■ **EXERCISE PROMPT**: Set down every record below exactly as written, but leave out the pictures.

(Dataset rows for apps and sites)

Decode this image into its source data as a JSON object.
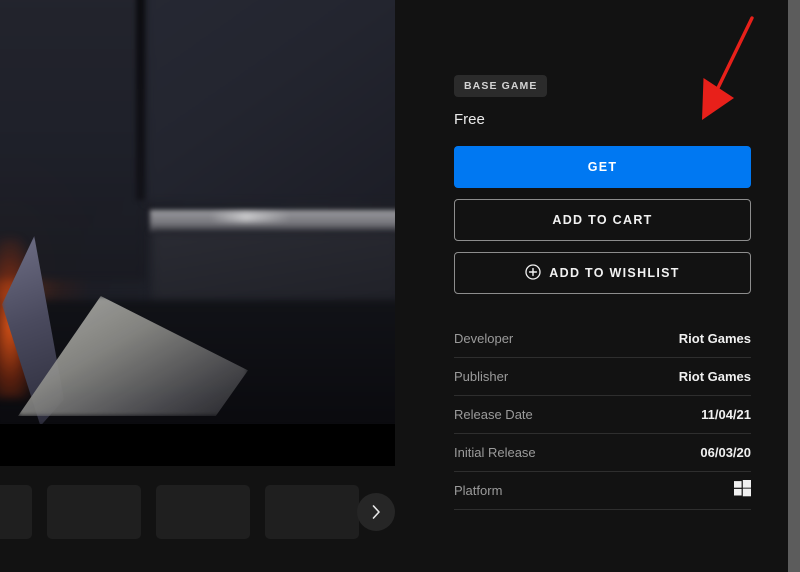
{
  "gallery": {
    "hero_alt": "game-screenshot",
    "thumbnails": [
      {
        "name": "thumbnail-1"
      },
      {
        "name": "thumbnail-2"
      },
      {
        "name": "thumbnail-3"
      }
    ],
    "next_icon": "chevron-right-icon"
  },
  "purchase": {
    "badge": "BASE GAME",
    "price": "Free",
    "get_label": "GET",
    "cart_label": "ADD TO CART",
    "wishlist_label": "ADD TO WISHLIST",
    "wishlist_icon": "plus-circle-icon",
    "accent_color": "#0078f2"
  },
  "details": {
    "rows": [
      {
        "label": "Developer",
        "value": "Riot Games"
      },
      {
        "label": "Publisher",
        "value": "Riot Games"
      },
      {
        "label": "Release Date",
        "value": "11/04/21"
      },
      {
        "label": "Initial Release",
        "value": "06/03/20"
      },
      {
        "label": "Platform",
        "value": "",
        "icon": "windows-icon"
      }
    ]
  },
  "annotation": {
    "type": "arrow",
    "color": "#e8201a",
    "points_to": "GET"
  }
}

■ **TASK OUTPUT**:
Decode this image into its source data as a JSON object.
{
  "gallery": {
    "hero_alt": "game-screenshot",
    "thumbnails": [
      {
        "name": "thumbnail-1"
      },
      {
        "name": "thumbnail-2"
      },
      {
        "name": "thumbnail-3"
      }
    ],
    "next_icon": "chevron-right-icon"
  },
  "purchase": {
    "badge": "BASE GAME",
    "price": "Free",
    "get_label": "GET",
    "cart_label": "ADD TO CART",
    "wishlist_label": "ADD TO WISHLIST",
    "wishlist_icon": "plus-circle-icon",
    "accent_color": "#0078f2"
  },
  "details": {
    "rows": [
      {
        "label": "Developer",
        "value": "Riot Games"
      },
      {
        "label": "Publisher",
        "value": "Riot Games"
      },
      {
        "label": "Release Date",
        "value": "11/04/21"
      },
      {
        "label": "Initial Release",
        "value": "06/03/20"
      },
      {
        "label": "Platform",
        "value": "",
        "icon": "windows-icon"
      }
    ]
  },
  "annotation": {
    "type": "arrow",
    "color": "#e8201a",
    "points_to": "GET"
  }
}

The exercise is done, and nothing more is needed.